And as for the Palestinians, one of our core recommendations is for the U.S. to take immediate steps to focus on Palestinian martyr and prisoner payments in order to eliminate compensation for committing terror and violence against Israelis. Mor could have taken note of that, or the entire section dedicated to pressing the Palestinian Authority on corruption and authoritarianism. He also could have noted that one of our policy options is for the U.S. to actively work to gain wider international recognition of Israel as a Jewish state, which does not fit his narrative of Americans seeking to correct for Israel’s victories.


There are additional misinterpretations, such as our report’s forthright acknowledgement of the effects of Palestinian terrorism, or our agreement that Palestinian leaders have at times refused to engage. But leaving these particulars aside, Mor’s discussion of our report does indeed reveal a deeper divide between his stance and ours. But the difference between us is not the one that he identifies. Mor refers to “the complicated and unwieldy interim status quo” in the West Bank. But on the Israel side, there isn’t a status quo at all—there is, instead, a great deal of energetic movement. Perhaps Mor is unaware that 134 illegal outposts have been built since Oslo and 54 alone in the past nine years. Israel’s government has now for the first time publicly advocated for unilateral West Bank annexation, and has advanced legislation to retroactively legalize the outposts that were built illegally—not under some vague international law, but under Israeli law. The fact that the number of Israelis living in the West Bank has nearly quadrupled since 1993 is not reflective of an Israel that is stuck in the mud because of Palestinian rejectionism, or an Israel that lingers in a holding pattern because peace processors are enacting a morality play, or because the Palestinians’ international supporters are unwilling to hold their feet to the fire; no, Israel is not in a holding pattern at all. Some of the current challenges on the ground stem from developments on the Israeli side, and any real attempt to address today’s problems must deal with that. It is a denial of Israeli agency similar to the one sometimes ascribed to those who hold the Palestinians largely blameless. Neither of these approaches is correct.

The main difference between us, between Mor’s essay and the report I coauthored, is that Mor dwells in the past, slinging arrows at convenient and well-known foes, whether it be the American peace camp or the Obama administration. It is far easier to portray the CNAS report as a continuation of rote thinking than it is to grapple with our actual approach, an approach that, to some extent, Mor would seem to share. It’s easier to look upon the troubles of 1993 than it is to propose solutions to the troubles of 2021.

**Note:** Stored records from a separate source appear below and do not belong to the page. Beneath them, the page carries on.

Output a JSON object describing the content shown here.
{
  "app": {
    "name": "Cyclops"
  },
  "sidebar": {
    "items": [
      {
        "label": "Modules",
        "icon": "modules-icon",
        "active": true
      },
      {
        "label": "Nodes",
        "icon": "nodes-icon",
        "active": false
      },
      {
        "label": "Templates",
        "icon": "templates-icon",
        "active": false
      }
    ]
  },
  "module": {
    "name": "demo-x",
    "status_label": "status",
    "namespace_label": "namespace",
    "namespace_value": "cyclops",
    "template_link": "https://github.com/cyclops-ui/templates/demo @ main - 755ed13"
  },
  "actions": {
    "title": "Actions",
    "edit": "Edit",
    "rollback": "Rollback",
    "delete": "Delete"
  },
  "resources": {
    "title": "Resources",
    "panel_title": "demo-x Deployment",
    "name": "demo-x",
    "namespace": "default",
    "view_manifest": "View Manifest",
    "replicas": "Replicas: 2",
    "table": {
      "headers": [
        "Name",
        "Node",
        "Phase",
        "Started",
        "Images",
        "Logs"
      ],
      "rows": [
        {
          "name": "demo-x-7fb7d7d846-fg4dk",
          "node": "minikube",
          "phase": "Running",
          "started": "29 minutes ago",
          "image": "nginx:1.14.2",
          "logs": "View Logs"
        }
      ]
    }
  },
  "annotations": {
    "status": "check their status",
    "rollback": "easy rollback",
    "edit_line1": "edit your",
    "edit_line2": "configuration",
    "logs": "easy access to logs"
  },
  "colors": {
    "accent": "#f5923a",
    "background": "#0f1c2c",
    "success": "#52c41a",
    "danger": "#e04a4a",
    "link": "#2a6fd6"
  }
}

More about: Israel & Zionism, Israeli-Palestinian Conflict, Peace Process